Each line of the records below that contains "structured" needs to be copied.

**Records for this exercise:**
-*-*-

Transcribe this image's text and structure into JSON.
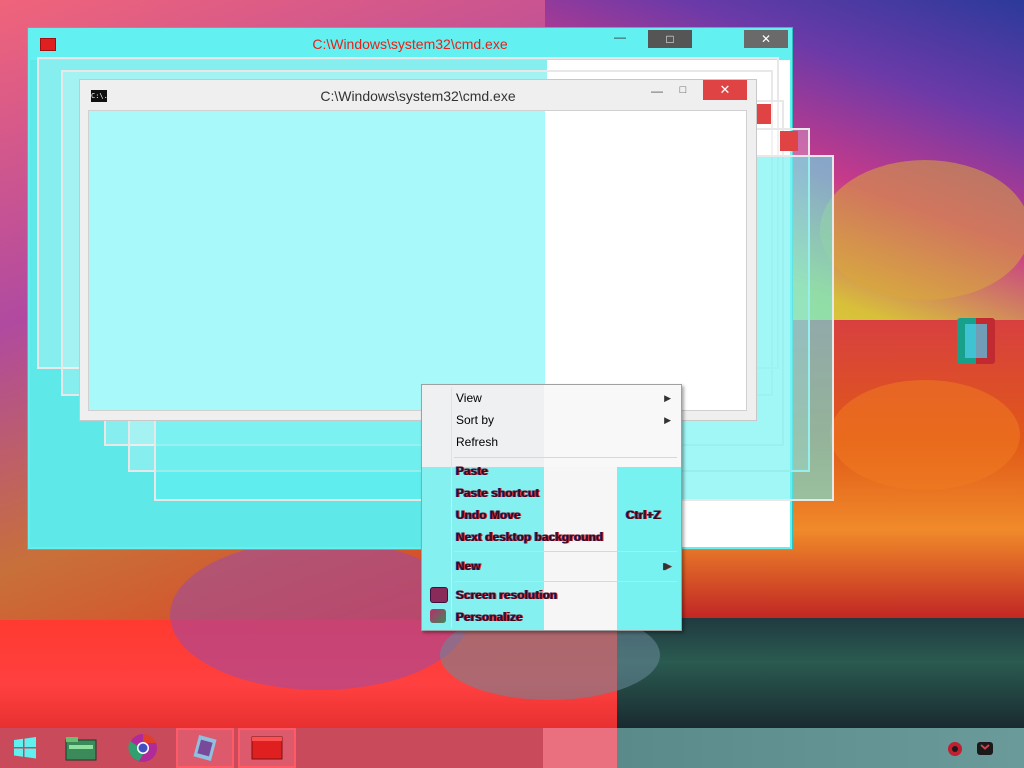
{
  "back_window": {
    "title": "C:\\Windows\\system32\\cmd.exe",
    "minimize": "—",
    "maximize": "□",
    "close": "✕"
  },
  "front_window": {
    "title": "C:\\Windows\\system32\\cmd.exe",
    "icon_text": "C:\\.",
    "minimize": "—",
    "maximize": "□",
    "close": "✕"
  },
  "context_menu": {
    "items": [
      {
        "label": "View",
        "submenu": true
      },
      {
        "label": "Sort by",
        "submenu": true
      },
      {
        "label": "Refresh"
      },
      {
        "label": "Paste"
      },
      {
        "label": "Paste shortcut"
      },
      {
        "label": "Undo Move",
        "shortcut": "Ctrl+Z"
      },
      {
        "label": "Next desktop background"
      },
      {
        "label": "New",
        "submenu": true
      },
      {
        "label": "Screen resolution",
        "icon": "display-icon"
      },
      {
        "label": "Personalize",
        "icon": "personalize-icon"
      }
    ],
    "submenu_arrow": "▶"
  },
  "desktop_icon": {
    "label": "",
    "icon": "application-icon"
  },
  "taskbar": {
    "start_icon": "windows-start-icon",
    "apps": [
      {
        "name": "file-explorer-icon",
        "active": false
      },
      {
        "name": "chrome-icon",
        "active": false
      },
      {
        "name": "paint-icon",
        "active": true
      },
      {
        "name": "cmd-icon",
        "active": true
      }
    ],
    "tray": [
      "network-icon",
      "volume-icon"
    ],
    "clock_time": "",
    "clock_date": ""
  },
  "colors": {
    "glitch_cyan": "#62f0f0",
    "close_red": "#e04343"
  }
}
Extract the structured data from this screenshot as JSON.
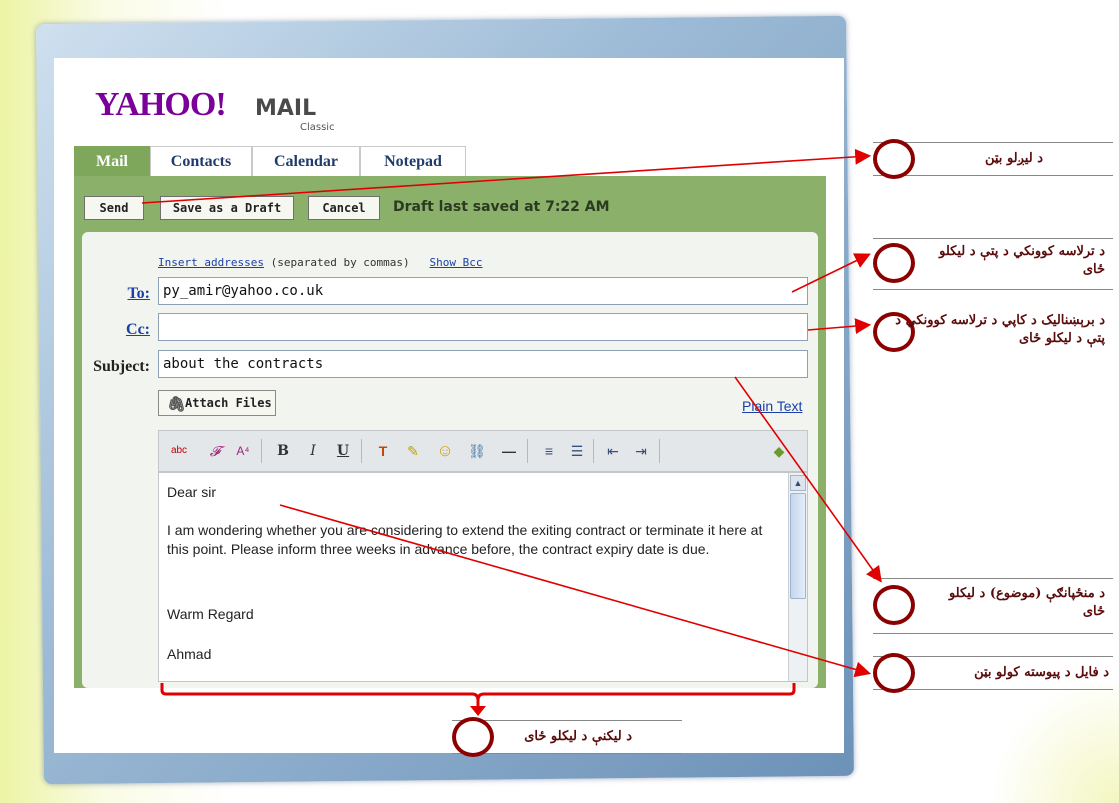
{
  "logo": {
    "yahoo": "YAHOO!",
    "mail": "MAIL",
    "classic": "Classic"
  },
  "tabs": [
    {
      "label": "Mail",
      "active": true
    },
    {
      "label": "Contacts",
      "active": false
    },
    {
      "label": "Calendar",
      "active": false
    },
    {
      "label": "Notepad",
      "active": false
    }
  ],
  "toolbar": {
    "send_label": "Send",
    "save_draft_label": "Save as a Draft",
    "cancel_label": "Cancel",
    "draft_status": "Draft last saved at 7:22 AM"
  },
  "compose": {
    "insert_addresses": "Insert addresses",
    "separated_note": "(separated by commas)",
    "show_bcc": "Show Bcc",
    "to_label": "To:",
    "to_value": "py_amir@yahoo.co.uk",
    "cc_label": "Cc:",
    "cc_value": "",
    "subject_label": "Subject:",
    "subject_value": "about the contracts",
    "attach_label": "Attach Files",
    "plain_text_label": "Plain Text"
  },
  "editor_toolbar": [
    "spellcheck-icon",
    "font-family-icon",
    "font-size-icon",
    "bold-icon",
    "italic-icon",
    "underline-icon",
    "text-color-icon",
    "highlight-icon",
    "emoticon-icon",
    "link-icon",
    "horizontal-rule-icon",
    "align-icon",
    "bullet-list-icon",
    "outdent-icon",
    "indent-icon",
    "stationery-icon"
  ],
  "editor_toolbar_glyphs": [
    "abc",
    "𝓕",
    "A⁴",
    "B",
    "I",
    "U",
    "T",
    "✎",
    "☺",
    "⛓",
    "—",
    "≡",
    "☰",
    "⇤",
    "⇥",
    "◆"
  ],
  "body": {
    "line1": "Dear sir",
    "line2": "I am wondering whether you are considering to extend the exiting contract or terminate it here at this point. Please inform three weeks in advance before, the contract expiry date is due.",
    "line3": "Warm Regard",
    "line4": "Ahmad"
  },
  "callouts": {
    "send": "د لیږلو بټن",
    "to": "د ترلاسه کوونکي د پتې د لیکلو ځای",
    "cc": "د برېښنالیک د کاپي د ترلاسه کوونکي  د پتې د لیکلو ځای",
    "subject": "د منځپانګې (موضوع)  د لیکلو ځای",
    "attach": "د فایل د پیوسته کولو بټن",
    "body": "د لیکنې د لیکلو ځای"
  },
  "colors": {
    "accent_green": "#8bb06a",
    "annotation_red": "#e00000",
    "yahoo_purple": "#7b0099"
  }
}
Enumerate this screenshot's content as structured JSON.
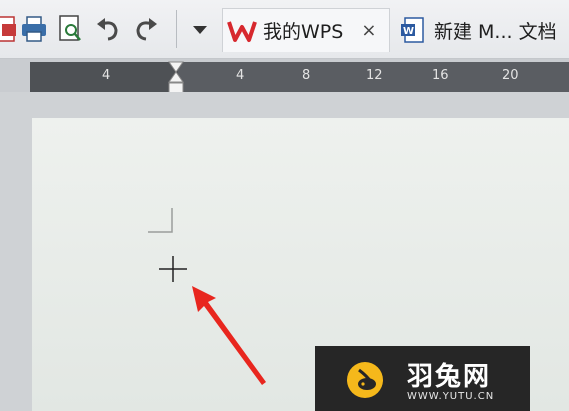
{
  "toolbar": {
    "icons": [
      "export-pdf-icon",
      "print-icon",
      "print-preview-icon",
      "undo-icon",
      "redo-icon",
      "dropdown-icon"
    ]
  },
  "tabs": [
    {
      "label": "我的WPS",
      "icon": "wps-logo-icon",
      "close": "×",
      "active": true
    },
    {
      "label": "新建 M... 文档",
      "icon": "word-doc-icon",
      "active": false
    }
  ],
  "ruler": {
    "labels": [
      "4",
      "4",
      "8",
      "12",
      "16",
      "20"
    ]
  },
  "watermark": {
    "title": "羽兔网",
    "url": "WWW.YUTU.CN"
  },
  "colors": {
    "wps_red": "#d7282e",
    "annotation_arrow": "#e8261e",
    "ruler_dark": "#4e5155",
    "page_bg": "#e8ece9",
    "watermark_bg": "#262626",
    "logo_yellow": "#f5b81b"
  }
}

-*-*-

**Exercise result:**
Extract the structured data from this screenshot as JSON.
Enumerate this screenshot's content as structured JSON.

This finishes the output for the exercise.